§ Goal of the exercise
Below are records to be repeated in full. Give them exactly.

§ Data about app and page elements
-- Opening Marker --

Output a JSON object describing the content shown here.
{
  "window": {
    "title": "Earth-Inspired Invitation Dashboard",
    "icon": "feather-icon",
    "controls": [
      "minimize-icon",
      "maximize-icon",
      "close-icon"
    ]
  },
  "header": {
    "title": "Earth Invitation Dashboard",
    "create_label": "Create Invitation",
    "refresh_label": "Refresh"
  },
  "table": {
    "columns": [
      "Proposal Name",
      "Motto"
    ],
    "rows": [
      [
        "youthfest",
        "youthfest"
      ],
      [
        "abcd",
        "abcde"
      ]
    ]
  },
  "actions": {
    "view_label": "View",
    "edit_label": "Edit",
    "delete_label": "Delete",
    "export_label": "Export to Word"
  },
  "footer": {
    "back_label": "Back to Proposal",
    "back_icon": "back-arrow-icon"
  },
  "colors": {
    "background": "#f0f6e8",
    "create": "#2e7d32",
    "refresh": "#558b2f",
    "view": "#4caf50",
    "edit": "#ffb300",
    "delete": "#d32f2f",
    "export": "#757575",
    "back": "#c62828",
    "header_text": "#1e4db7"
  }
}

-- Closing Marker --

§ Finished task
Output a JSON object describing the content shown here.
{
  "window": {
    "title": "Earth-Inspired Invitation Dashboard",
    "icon": "feather-icon",
    "controls": [
      "minimize-icon",
      "maximize-icon",
      "close-icon"
    ]
  },
  "header": {
    "title": "Earth Invitation Dashboard",
    "create_label": "Create Invitation",
    "refresh_label": "Refresh"
  },
  "table": {
    "columns": [
      "Proposal Name",
      "Motto"
    ],
    "rows": [
      [
        "youthfest",
        "youthfest"
      ],
      [
        "abcd",
        "abcde"
      ]
    ]
  },
  "actions": {
    "view_label": "View",
    "edit_label": "Edit",
    "delete_label": "Delete",
    "export_label": "Export to Word"
  },
  "footer": {
    "back_label": "Back to Proposal",
    "back_icon": "back-arrow-icon"
  },
  "colors": {
    "background": "#f0f6e8",
    "create": "#2e7d32",
    "refresh": "#558b2f",
    "view": "#4caf50",
    "edit": "#ffb300",
    "delete": "#d32f2f",
    "export": "#757575",
    "back": "#c62828",
    "header_text": "#1e4db7"
  }
}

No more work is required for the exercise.